Kemptown Elementary parent Jill Wade co-chaired the school’s awards committee and completed the award nomination.
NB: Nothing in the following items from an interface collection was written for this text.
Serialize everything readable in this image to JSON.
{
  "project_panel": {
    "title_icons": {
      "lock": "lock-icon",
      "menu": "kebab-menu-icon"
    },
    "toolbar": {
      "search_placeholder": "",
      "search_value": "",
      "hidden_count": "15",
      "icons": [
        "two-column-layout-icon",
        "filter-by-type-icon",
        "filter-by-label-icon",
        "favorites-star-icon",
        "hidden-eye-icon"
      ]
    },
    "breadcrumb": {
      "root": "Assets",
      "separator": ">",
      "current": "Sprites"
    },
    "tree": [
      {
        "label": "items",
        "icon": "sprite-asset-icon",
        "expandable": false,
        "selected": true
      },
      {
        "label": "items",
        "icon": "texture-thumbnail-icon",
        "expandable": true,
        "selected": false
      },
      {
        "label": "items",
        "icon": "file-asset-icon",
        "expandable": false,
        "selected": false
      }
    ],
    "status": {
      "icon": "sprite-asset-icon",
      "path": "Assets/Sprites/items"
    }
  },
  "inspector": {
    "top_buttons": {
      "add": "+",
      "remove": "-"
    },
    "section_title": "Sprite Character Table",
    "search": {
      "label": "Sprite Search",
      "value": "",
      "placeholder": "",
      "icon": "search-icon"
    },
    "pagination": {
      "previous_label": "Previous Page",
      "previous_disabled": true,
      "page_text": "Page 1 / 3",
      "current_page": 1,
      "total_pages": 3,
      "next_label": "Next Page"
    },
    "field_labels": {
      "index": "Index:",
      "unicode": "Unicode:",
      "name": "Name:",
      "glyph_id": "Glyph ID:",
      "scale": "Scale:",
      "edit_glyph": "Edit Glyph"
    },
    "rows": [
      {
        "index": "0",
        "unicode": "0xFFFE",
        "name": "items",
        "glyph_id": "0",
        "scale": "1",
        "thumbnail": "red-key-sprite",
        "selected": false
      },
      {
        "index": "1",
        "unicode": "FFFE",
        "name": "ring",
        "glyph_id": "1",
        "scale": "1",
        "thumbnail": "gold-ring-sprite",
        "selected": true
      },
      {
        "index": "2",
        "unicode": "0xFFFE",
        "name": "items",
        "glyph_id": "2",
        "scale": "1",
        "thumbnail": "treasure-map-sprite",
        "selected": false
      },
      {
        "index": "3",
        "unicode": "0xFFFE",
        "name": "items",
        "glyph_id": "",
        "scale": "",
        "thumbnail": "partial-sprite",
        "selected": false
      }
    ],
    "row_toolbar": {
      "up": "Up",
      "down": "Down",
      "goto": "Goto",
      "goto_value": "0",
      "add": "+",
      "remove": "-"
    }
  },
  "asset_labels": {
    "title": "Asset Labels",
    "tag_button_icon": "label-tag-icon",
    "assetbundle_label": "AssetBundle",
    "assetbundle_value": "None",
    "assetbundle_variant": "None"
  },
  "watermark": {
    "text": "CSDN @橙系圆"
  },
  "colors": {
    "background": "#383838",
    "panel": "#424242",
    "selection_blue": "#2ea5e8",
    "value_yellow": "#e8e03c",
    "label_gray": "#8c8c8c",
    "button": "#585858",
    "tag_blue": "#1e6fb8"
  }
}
She commended Waters for “tireless commitment to her students’ emotional health and educational rigor” and her work in a Writers Lunch Club, in which “what was once an irksome task wrought with frustration became a confidence building enterprise, wherein the students’ esteem and skill grew in equal measure.” Wade also highlighted the activities that Waters engages in to build relationships with students, sending them postcards before the school year starts, attending their extracurricular events and continuing to write to them after the school year ends to share her summer fun and ask about theirs.
Waters earned the Maryland Association of Teacher Educators Distinguished Teacher Candidate Award and the Maryland State Department of Education Teacher of Promise Award, both in May 2015.
The late Samuel Eig of Gaithersburg, MD, established the Tressler Award to recognize Dr. Tressler, a Giles professor emeritus of early childhood education who taught at the college from 1964 to 1990. Dr. Tressler chaired Hood’s Education Department for 18 years and served on the school’s graduate school council for 12 years.